→ DATASET ENTRIES:
################
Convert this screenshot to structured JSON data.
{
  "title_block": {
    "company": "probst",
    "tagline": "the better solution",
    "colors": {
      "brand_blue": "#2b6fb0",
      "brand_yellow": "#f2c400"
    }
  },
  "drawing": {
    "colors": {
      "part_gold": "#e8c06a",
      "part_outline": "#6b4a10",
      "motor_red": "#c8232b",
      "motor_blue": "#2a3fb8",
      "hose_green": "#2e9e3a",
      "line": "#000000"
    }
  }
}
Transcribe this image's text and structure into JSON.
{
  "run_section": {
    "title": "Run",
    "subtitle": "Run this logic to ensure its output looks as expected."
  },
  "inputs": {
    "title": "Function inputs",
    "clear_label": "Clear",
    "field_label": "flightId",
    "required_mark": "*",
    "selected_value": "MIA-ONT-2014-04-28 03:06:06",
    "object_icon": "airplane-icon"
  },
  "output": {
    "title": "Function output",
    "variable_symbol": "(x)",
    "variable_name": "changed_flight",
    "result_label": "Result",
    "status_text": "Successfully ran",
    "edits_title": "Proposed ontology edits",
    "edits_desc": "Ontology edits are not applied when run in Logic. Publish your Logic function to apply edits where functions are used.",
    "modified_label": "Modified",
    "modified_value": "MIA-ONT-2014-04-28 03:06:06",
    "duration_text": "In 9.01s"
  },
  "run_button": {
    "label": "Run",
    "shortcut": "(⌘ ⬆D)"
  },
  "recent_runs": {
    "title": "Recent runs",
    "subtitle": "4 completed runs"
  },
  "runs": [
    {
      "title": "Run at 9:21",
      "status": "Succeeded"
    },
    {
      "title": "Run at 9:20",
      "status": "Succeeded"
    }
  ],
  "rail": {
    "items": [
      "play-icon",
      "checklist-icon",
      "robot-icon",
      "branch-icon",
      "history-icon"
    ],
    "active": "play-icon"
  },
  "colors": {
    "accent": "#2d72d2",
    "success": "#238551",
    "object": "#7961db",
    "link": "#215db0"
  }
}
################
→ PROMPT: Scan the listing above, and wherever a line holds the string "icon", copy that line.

→ RESULT:
    "object_icon": "airplane-icon"
      "play-icon",
      "checklist-icon",
      "robot-icon",
      "branch-icon",
      "history-icon"
    "active": "play-icon"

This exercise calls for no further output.